Seething. It bothered me that my reaction was so extreme, but I couldn’t help it. I should have subscribed to the old adage, “I’m not angry, I’m only disappointed”, though that wouldn’t have been true to how I felt in the moment. 

 

Truly, truly angry.

 

Not that anyone could tell I was mad. I didn’t lash out or flail my arms around uncontrollably or toss a carefully decorated table of food onto the floor. I was composed, even though I did my best to communicate my anger to my three children with a wide-eyed look and slight tilt of the head. Whether they interpreted my non-verbal scolding is a complete mystery, but if they did, they were too preoccupied with stuffing their mouths with rainbow sprinkle-topped sugar cookies to care. 

 

My extreme reaction had nothing to do with their choice of snack.

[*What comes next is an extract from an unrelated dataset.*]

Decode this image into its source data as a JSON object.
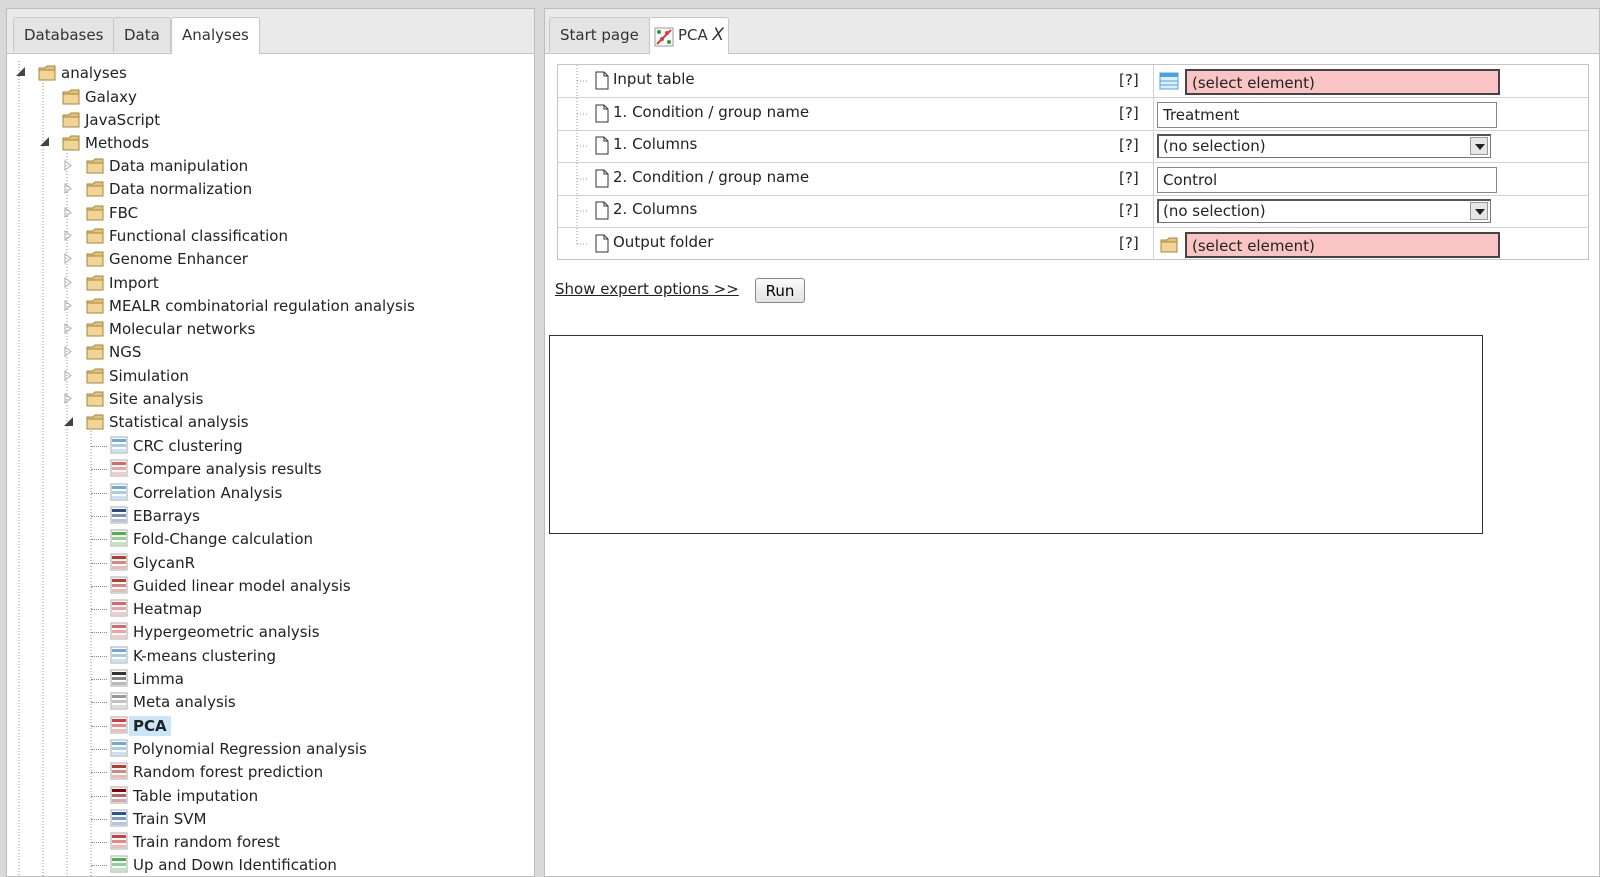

They asked if they could have a cookie and I permitted it. We were, after all, attending a birthday party. Consuming sugar was part of the contract. I didn’t, however, expect them to go for the store-purchased sugar cookies in the plastic container, especially when they knew that I baked homemade cookies and my cookies were right next to sugar cookies. Why choose something made god-knows-where by god-knows-who when the guy that drove them to the party spent a few early morning hours making cookies for the party? How could they not acknowledge my hard work and eat one of my inarguably tasty chocolate chip cookies? Wasn’t it their responsibility to eat the cookies I made, igniting a trend that others followed? Why were they – and all of the other partygoers four-feet tall and shorter – ignoring all of the homemade goods in favor of mass-produced, preservative-induced, impersonal cookies? 

 

I couldn’t answer such questions, hence, my seething. My ire was burning for all of the other guests that spent quality time baking a wonderful treat, only to be outdone by the grocery store cookies. Once I calmed down, I hatched a plan. What I wanted to do in the moment was fake sneeze on the store-purchased offenders, but that would only bring short term satisfaction. Instead, my plan – if successful – would help my kids understand why homemade goods were superior. Fortunately for them, the plan didn’t involve an in-depth lecture.

 

A few days after the party, after a typical dinner, I asked a simple question: “who wants cookies?” Few people in the world have the will power to answer “no thanks” and this is especially true for kids under the age of eight. Of course my three kids said “yes!”, though they expected to have a plate of cookies magically appear. When I followed their enthusiastic response with, “okay, let’s get to work”, they sank in their seats. But I put a smile on my face and promised that it would be fun…and I might have also promised that they could snack on chocolate chips throughout the duration of our work.

 

As soon as we started, they realized that making cookies is fun. It’s a process with great results that allows them to make a mess in the kitchen. I don’t know if they appreciated the work involved in making something from scratch, but they were excited while we combined butter and sugar and eggs and vanilla and flour and baking soda and baking powder and salt and chocolate chips. They loved mixing and scooping dough onto sheets and turning on the oven light to track the cookie’s progress. To stress my point further without uttering a word, I made certain that we made jumbo chocolate chip cookies, cookies that were much larger than they could ever find in a grocery store. 

 

Did my plan work? Perhaps. I’m optimistic. At a recent event – one in which the kids and I brought a homemade poundcake – they bypassed the store-bought goods in favor of a slice of the cake they made. I was prepared to seethe once more, but instead, I winked at them and smiled as they stuffed their faces with poundcake. This was a small victory, one in which I’ll take. Now if I could only get them excited about eating vegetables…